28 September, 2017
DBS Goes Digital in Indonesia
4 October, 2017
Show all

Euromoney, November 2017 (first published September 28)

After years of discussion and an agonizing wait for regulatory approval, HSBC’s securities joint venture in China – the first to have majority foreign control – is approaching launch. Senior figures explain the process and what the JV will look like.

It has been a long time coming – and that’s putting it mildly – but HSBC’s mainland investment banking joint venture is finally approaching the start line. It’s still not quite done – there are China Securities Regulatory Commission inspections to be held, specific licences to be awarded, individual tests to be passed – but we can finally say with certainty that HSBC Qianhai Securities Limited will soon be open for business.

In his office in HSBC’s Hong Kong headquarters, Gordon French, head of global banking and markets for Asia Pacific, reflects on a process that has, one way or another, lasted rather a long time. Setting up the venture “goes back 12 years,” he says, “and maybe even slightly longer than that.

“There were times along the way, including in recent years, when we did get close to setting up joint ventures but decided it wasn’t going to be the right structure, the right framework, the right partner or the right design, and pulled back.”

For a long time, all that was on the table was the less-than-ideal joint venture structure that has been employed by many foreign investment banks over the years: a minority stake in a JV alongside an established domestic partner. There were quirky exceptions – both Goldman Sachs and UBS, among the first in, got either more licences than the others or a greater degree of management influence, in sometimes elaborate structures – but basically the only available option was to be the smaller partner in somebody else’s show.

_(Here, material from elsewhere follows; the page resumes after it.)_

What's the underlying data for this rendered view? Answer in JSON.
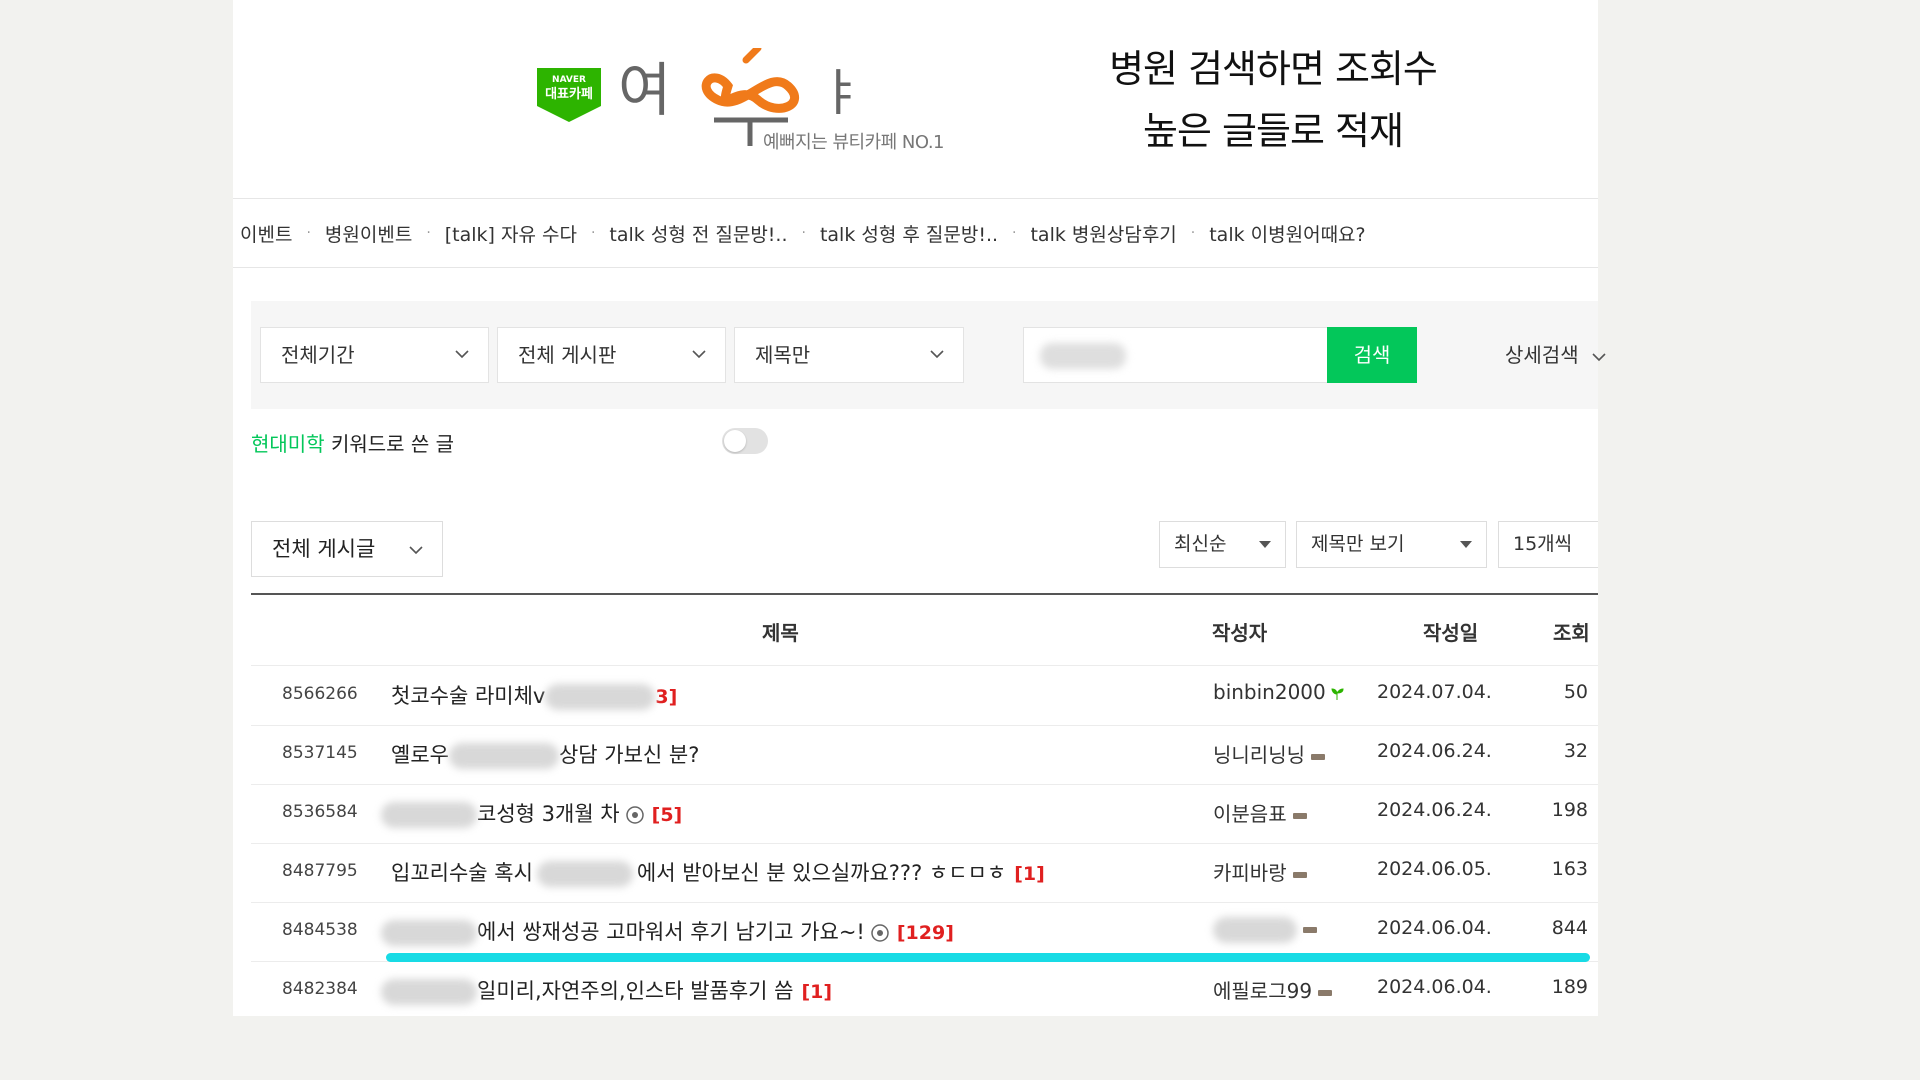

None of the JVs, from Citi Orient to Deutsche’s Zhong De Securities, could really be said to have been a knockout success: all of them making a contribution but dwarfed in securities business by the big home-grown brokerages. Their contribution to overall China investment banking profitability at those houses has, by and large, been negligible.

JPMorgan got fed up and sold out of its JV earlier this year.

Then, in 2013, the Mainland and Hong Kong Closer Economic Partnership (CEPA) came into being and, in particular, Supplement X, among whose sundry clauses was this: “Hong Kong-funded foreign-invested securities companies will be allowed to set up one full-licensed joint venture securities company each in Shanghai, Guangdong Province and Shenzhen… the maximum percentage of aggregate shareholding of the Hong Kong-funded institutions is 51%.”

It doesn’t look much, on paper, but for HSBC this was an enormously important shift. It meant two things: that, provided HSBC put it in the right place, it appeared to be permitted to launch a joint venture within which HSBC, not the local partner, would have control; and, better still, that among all the international peer group, only HSBC (and Standard Chartered, which has different priorities) appeared to fit the bill.

“When CEPA came into being, Stuart Gulliver and other senior people spotted the opportunity to aim higher,” says Irene Ho, CEO and general manager of the new venture, speaking in her first interview on the subject.

When word of CEPA X’s likely concession started circulating in 2012, HSBC’s senior staff formed a task force to study it and set out to find a partner, starting dialogue with the Qianhai authorities, in a district of Shenzhen, in 2012.

Finding the right partner required a quite specific set of attributes. It needed to be a partner in one of the cities where these new JVs would be permitted, one with a decent track record but young enough to allow the JV to be basically a greenfield set-up, and , crucially, a willingness to let the foreign partner be in charge.

Qianhai Financial Holdings back then – and still today, to an extent – was little known outside of China or even Shenzhen. So why them?

“Best partner, best situation,” says French. “Qianhai is in the Pearl River Delta, so the location is ideal. The connectivity with Hong Kong is also attractive, but this JV will have national licences and will allow us to do business for global clients. It would have been very hard for any other partner in any other location, because this is the only partner to have given us all those things and ticked all those boxes.”

And a willingness to cede majority control of the venture?

“CEPA X gives us that optionality,” says French. “But yes, the willingness of our partner to do it for the first time in a partnership with HSBC was crucial.”

Read the full article here:

Chris Wright
Chris Wright
Chris is a journalist specialising in business and financial journalism across Asia, Australia and the Middle East. He is Asia editor for Euromoney magazine and has written for publications including the Financial Times, Institutional Investor, Forbes, Asiamoney, the Australian Financial Review, Discovery Channel Magazine, Qantas: The Australian Way and BRW. He is the author of No More Worlds to Conquer, published by HarperCollins.

Leave a Reply

Your email address will not be published. Required fields are marked *